Budget cuts are about to make California the only state without emergency poison control services for its residents and medical professionals.
The San Francisco-based California Poison Control System has managed more than 2 million cases since its creation in 1997. Operating out of four sites around the state, clinical pharmacists, registered nurses, physicians and poison information providers answer the toll-free phones around the clock, handling around 900 cases a day; a board-certified physician toxicologist is always available to consult with doctors seeking expert, current, specialized advice in managing poison cases.
“We’re able to quickly assess when people call us that many callers are calling about things that are minor or negligible,” executive director Stuart Heard said, thus saving California an estimated $70 million in unnecessary emergency response and ER costs last year – but no more.
CPCS’s state budget line has been zeroed out for the coming budget year, meaning that hotline will go silent in September — and meaning all those cases will get shifted to 911 lines and hospital emergency rooms. Heard estimates there’ll be an additional 164,000 ER visits per year, and those overworked doctors and nurses no longer will be able to dial up the poison-control experts as they have in the past. “We’re just shifting this over to other systems that are less prepared than we are.”
Heard said the CPCS budget for the current fiscal year is between $11 million and $12 million, with California paying $5.9 million and the rest coming from the federal government or other service contracts.
“More than 50 percent of poisonings happen to children 5 years old and under and more than 90 percent happen at home,” he said. “Without the services that we provide, California’s children will be at risk.
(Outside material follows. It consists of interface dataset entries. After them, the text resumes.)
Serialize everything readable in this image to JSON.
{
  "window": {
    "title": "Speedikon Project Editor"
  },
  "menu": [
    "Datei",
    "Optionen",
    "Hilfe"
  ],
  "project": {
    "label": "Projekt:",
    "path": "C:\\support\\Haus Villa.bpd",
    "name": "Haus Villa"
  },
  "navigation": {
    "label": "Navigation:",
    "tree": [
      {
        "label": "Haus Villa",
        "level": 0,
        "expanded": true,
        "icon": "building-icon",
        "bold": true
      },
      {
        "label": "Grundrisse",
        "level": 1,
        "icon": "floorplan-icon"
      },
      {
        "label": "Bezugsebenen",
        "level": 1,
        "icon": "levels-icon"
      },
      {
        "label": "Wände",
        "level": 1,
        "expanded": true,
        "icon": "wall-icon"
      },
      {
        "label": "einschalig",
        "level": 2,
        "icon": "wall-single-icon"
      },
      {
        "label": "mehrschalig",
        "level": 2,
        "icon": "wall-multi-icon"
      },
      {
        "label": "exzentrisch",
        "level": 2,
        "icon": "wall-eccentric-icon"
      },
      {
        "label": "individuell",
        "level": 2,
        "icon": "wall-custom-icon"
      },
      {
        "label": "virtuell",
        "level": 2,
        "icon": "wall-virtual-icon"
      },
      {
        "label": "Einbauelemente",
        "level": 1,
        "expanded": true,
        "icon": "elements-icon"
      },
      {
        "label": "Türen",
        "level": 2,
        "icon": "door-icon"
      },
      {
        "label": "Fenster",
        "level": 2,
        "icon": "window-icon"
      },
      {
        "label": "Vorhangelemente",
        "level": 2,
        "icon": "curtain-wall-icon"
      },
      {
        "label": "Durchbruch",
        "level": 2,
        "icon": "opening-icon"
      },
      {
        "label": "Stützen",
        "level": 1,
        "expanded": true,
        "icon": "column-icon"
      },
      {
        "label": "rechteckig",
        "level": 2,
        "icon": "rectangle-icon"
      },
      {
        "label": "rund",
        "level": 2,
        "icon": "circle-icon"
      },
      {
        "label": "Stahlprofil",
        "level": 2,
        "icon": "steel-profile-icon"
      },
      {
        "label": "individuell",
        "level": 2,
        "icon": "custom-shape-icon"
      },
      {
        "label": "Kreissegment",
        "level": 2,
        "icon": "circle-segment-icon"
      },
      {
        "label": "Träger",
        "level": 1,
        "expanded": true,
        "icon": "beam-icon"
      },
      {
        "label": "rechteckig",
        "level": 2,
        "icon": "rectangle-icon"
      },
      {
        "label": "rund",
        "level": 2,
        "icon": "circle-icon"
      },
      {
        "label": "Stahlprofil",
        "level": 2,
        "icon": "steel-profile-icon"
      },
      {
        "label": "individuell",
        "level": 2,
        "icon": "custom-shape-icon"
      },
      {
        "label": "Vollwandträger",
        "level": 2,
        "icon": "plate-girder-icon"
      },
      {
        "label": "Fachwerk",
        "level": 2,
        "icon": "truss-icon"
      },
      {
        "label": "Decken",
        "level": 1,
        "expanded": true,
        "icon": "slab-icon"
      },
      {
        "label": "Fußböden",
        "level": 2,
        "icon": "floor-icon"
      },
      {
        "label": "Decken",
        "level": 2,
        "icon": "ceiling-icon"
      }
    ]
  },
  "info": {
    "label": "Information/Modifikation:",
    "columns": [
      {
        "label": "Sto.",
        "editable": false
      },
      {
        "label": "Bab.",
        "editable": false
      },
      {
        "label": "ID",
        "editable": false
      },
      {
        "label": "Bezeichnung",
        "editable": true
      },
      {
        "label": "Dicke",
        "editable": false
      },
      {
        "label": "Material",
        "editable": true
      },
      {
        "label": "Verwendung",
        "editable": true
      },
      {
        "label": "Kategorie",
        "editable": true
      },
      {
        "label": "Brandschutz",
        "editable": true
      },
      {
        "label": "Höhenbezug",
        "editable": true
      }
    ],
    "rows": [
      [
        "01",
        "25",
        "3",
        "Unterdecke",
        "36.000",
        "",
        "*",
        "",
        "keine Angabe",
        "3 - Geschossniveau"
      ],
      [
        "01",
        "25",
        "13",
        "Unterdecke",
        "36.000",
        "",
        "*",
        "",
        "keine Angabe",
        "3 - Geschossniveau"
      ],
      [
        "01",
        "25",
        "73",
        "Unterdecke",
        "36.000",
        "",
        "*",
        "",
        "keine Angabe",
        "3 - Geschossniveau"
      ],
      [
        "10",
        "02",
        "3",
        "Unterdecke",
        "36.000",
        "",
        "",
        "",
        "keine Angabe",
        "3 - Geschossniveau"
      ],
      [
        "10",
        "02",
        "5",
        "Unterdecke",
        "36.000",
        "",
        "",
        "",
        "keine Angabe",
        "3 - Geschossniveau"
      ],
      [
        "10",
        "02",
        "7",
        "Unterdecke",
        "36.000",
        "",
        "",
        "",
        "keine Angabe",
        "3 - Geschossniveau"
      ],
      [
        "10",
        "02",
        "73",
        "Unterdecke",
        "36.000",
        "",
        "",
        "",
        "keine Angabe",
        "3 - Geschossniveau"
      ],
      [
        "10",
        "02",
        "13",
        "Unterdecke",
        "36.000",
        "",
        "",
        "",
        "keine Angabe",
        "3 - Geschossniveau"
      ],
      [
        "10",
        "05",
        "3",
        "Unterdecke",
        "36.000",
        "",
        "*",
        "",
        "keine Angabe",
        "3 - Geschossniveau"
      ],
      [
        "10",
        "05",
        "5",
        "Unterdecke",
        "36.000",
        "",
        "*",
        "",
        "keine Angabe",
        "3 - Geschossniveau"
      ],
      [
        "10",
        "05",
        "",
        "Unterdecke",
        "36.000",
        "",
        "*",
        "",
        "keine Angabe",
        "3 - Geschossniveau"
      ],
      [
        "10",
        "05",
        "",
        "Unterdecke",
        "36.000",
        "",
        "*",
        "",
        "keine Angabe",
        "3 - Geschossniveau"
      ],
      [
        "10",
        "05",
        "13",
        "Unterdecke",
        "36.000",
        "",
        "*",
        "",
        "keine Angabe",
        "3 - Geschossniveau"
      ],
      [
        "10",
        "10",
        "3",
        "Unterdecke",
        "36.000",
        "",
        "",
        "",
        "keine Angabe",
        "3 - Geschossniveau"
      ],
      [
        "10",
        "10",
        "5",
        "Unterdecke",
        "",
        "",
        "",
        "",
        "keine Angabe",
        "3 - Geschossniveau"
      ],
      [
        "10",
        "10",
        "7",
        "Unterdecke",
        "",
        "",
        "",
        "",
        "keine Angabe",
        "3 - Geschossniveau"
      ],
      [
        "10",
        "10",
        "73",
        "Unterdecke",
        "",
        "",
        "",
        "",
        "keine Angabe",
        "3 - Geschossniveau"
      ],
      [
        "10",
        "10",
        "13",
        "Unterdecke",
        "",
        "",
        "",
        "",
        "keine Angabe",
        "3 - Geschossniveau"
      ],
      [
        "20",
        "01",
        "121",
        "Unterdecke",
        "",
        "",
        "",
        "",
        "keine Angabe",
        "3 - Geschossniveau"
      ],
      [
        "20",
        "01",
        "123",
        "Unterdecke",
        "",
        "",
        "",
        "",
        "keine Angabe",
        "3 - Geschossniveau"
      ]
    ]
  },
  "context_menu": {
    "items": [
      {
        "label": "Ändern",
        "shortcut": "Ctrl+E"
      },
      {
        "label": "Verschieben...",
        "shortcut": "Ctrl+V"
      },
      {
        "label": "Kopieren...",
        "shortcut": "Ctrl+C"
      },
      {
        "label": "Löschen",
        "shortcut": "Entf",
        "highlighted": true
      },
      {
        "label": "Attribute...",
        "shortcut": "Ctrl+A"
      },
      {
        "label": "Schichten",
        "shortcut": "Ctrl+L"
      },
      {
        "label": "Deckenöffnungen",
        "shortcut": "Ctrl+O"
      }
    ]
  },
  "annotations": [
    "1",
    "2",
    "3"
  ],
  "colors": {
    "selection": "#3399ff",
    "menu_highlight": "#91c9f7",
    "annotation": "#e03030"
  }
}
This is why we are urging residents to pick up the phone and call the Governor’s office and their legislators to ask that the funding for the California Poison Control System be returned to the budget.”